— Task to carry out —
Please reproduce the records, omitting nothing and changing nothing.

— Supplied data —
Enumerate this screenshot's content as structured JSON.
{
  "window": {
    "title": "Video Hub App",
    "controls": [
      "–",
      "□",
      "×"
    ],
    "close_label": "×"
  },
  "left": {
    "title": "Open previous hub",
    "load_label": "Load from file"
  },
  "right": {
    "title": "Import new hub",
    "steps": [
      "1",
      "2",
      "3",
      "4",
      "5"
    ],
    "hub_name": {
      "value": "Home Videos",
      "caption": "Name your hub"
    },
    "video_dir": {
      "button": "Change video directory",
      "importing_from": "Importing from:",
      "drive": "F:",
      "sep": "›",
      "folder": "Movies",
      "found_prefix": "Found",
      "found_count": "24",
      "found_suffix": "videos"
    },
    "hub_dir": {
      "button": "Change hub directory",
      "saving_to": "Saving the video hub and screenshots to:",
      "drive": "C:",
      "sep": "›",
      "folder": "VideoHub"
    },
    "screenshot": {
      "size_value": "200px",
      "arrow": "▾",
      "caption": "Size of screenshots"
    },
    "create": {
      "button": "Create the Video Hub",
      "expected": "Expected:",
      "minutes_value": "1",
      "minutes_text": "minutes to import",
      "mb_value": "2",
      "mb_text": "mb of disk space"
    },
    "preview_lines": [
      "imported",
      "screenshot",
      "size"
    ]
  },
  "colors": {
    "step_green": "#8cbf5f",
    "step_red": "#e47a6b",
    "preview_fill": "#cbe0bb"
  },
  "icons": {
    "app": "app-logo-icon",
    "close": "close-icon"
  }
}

— Task result —
Enumerate this screenshot's content as structured JSON.
{
  "window": {
    "title": "Video Hub App",
    "controls": [
      "–",
      "□",
      "×"
    ],
    "close_label": "×"
  },
  "left": {
    "title": "Open previous hub",
    "load_label": "Load from file"
  },
  "right": {
    "title": "Import new hub",
    "steps": [
      "1",
      "2",
      "3",
      "4",
      "5"
    ],
    "hub_name": {
      "value": "Home Videos",
      "caption": "Name your hub"
    },
    "video_dir": {
      "button": "Change video directory",
      "importing_from": "Importing from:",
      "drive": "F:",
      "sep": "›",
      "folder": "Movies",
      "found_prefix": "Found",
      "found_count": "24",
      "found_suffix": "videos"
    },
    "hub_dir": {
      "button": "Change hub directory",
      "saving_to": "Saving the video hub and screenshots to:",
      "drive": "C:",
      "sep": "›",
      "folder": "VideoHub"
    },
    "screenshot": {
      "size_value": "200px",
      "arrow": "▾",
      "caption": "Size of screenshots"
    },
    "create": {
      "button": "Create the Video Hub",
      "expected": "Expected:",
      "minutes_value": "1",
      "minutes_text": "minutes to import",
      "mb_value": "2",
      "mb_text": "mb of disk space"
    },
    "preview_lines": [
      "imported",
      "screenshot",
      "size"
    ]
  },
  "colors": {
    "step_green": "#8cbf5f",
    "step_red": "#e47a6b",
    "preview_fill": "#cbe0bb"
  },
  "icons": {
    "app": "app-logo-icon",
    "close": "close-icon"
  }
}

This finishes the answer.